Created in 2001-2002, Smoke furthermore situates at a pivotal turning point in the artist’s career – one in which he began consciously stripping down his hitherto highly narrative paintings. In his words: “For all of the nineties, I was greatly influenced by Surrealism and metaphysical art movements. From 2000 onward, I have been more interested in Minimalism and abstract art” (ibid, p. 50). The artist continues: “I want to strip away as much of the feeling, narrative, and plot points as much as possible and rely on the foundations of the painting like scale, colour scheme, and composition” (ibid). The present Smoke is the triumphant result of such a shrewd exercise of reduction and paring down – retaining only the most minimal of components, Liu Ye allows the power of form and colour alone to reign absolute, such that the omnipresent hue of red became liberated even from symbolism. Zhu declares: “The colour red in Liu’s painting has attained freedom. […] This red is like a vault of heaven which can contain all echoes relating to redness, and the moment it embraces all of these is precisely when the particular symbolism of that bygone era is cancelled out” (Zhu Zhu, 2015, ibid, p. 24). By condensing his composition, Liu Ye’s flaming paradise resonates beyond an entire nation, echoing beyond history and space, to invoke the timeless and otherworldly realms of reverie, memory, and dreams. Here, Zhu leads us to the French philosopher Gaston Bachelard, who wrote: “Childhood sees the World illustrated, the World with its original colours, its true colours.

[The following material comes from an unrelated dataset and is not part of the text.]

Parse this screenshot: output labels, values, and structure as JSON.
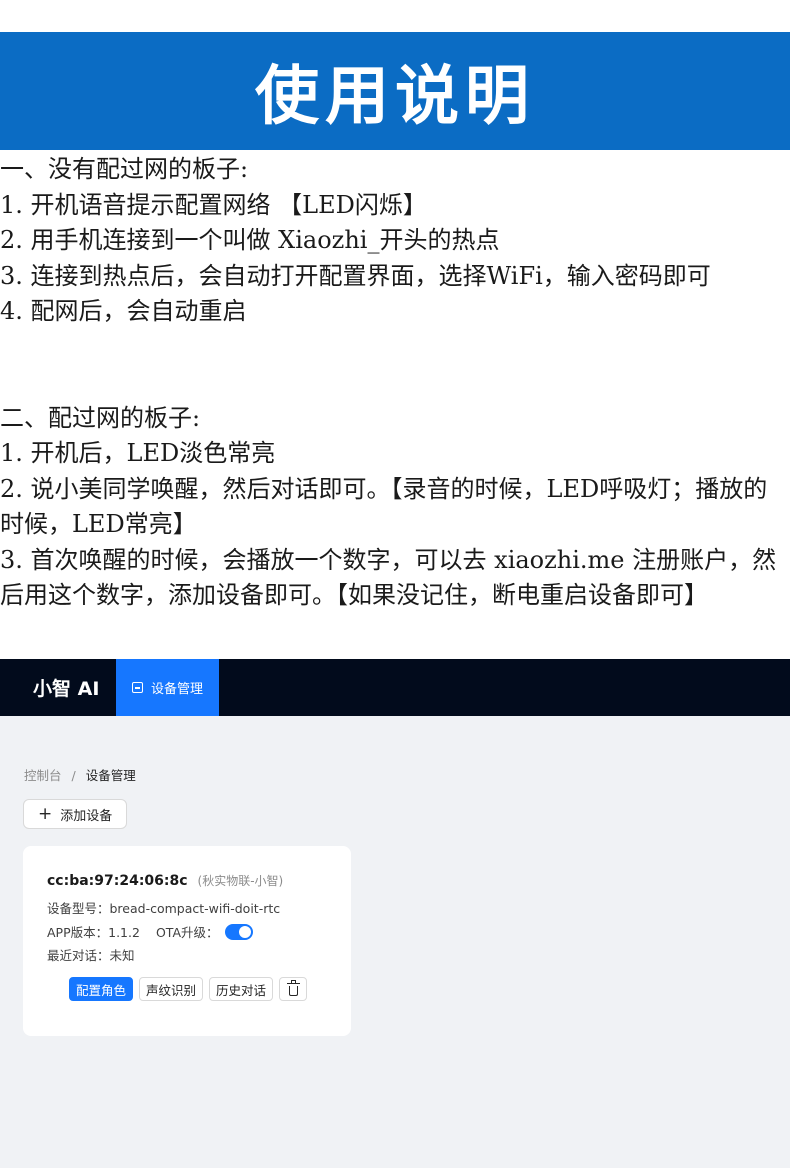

The great once-upon-a-time (autrefois) which we relive by dreaming in our memories of childhood is precisely the world of the first time” (cited in ibid, p. 23).